We will analyze the text in the beginning of the book of Genesis using classical commentators accompanied with modern linguistic technologies. Archeological and ancient Near East cultures will be brought in to shed light on some of the apparently obscure text.  Theological implications will be explored and as well as relevance in the practical day to day life. Be prepared for a very intellectually and emotionally challenging class.
JPS Bible is required for class reading.

America's Response to The Holocaust
Dr. Reena Sigman Friedman 
Thursdays 10:00am - 12:00pm
12 weeks  February 6 - May 1 (no class April 17) $300

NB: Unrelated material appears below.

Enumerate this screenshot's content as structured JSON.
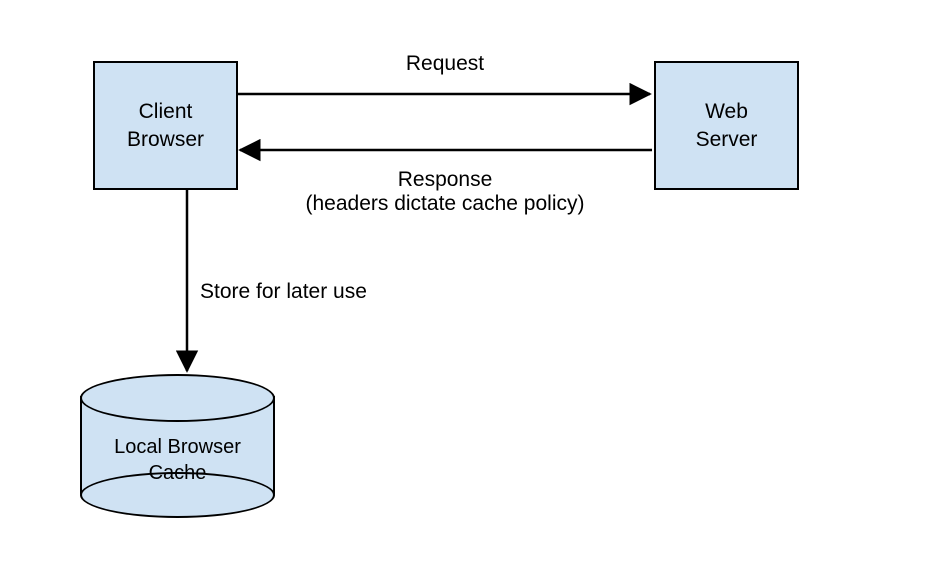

Since Arthur Morse's book, While Six Million Died, appeared in 1967, debate has raged about the American response to the Holocaust. A new book recently emerged to join the growing body of literature on the subject: FDR and the Jews. How did President Franklin Roosevelt, the U.S. Congress, the State Department, the American public and the American Jewish community react to the refugee crisis of the 1930's and to news of the "Final Solution"?  Did America "abandon" European Jews, as historian David Wyman maintains? Did some American and American Jewish leaders try to do what they could under the circumstances?  In this class, we will evaluate the historical record and seek to draw lessons from this dark period that can be applied to our own times.

Parashat Hashavua Through a Feminist Lens 
Rabbi Lynnda Targan
Thursdays 1:00 - 3:00 pm
8 weeks March 20- May 15 (no class April 17): $200

This class will provide a new way of parsing the weekly Torah texts as we view them through a feminist perspective. Asking the questions that are often ignored with traditional commentary, Biblical women are raised from the unnamed to the named and from the marginal to the integral in our collective Jewish story. By examining the texts in this manner we can change the trajectory of their narrative, and by extension, our own as women and men in modernity.

________________________________________________________________

Registration/Refund Policy
For all Scholars classes, full tuition payment is due upon registration. If a cancellation is received before the course begins, 100% of tuition will be refunded. For a 12-session course, a 50% refund or credit towards another course will be issued if cancellation is received before the 3rd session. For an 8-session course, a 50% refund or credit towards another course will be issued if cancellation is received before the 2nd session. Minimum number of students required to run each class